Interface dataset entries
════════

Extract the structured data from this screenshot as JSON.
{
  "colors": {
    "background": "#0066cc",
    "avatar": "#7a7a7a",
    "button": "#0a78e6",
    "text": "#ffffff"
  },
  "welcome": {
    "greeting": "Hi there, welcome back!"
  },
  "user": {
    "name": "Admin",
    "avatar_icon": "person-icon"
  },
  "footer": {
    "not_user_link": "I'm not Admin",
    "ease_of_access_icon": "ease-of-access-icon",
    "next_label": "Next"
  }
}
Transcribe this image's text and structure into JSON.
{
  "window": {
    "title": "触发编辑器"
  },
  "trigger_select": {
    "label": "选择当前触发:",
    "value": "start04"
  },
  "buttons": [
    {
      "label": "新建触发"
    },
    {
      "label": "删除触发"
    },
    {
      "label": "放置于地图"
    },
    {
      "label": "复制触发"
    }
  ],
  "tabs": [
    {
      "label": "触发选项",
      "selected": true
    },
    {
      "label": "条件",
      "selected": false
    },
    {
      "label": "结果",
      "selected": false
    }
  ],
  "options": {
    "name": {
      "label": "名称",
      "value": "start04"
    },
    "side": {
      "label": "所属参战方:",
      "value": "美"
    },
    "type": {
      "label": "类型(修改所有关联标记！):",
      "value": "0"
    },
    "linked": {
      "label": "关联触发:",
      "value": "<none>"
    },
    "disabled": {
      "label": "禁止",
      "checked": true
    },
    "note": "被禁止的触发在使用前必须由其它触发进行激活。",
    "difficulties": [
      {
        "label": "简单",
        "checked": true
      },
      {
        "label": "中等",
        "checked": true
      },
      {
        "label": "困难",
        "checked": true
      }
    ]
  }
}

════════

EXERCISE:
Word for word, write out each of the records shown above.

THE COMPLETED TASK:
Extract the structured data from this screenshot as JSON.
{
  "colors": {
    "background": "#0066cc",
    "avatar": "#7a7a7a",
    "button": "#0a78e6",
    "text": "#ffffff"
  },
  "welcome": {
    "greeting": "Hi there, welcome back!"
  },
  "user": {
    "name": "Admin",
    "avatar_icon": "person-icon"
  },
  "footer": {
    "not_user_link": "I'm not Admin",
    "ease_of_access_icon": "ease-of-access-icon",
    "next_label": "Next"
  }
}
Transcribe this image's text and structure into JSON.
{
  "window": {
    "title": "触发编辑器"
  },
  "trigger_select": {
    "label": "选择当前触发:",
    "value": "start04"
  },
  "buttons": [
    {
      "label": "新建触发"
    },
    {
      "label": "删除触发"
    },
    {
      "label": "放置于地图"
    },
    {
      "label": "复制触发"
    }
  ],
  "tabs": [
    {
      "label": "触发选项",
      "selected": true
    },
    {
      "label": "条件",
      "selected": false
    },
    {
      "label": "结果",
      "selected": false
    }
  ],
  "options": {
    "name": {
      "label": "名称",
      "value": "start04"
    },
    "side": {
      "label": "所属参战方:",
      "value": "美"
    },
    "type": {
      "label": "类型(修改所有关联标记！):",
      "value": "0"
    },
    "linked": {
      "label": "关联触发:",
      "value": "<none>"
    },
    "disabled": {
      "label": "禁止",
      "checked": true
    },
    "note": "被禁止的触发在使用前必须由其它触发进行激活。",
    "difficulties": [
      {
        "label": "简单",
        "checked": true
      },
      {
        "label": "中等",
        "checked": true
      },
      {
        "label": "困难",
        "checked": true
      }
    ]
  }
}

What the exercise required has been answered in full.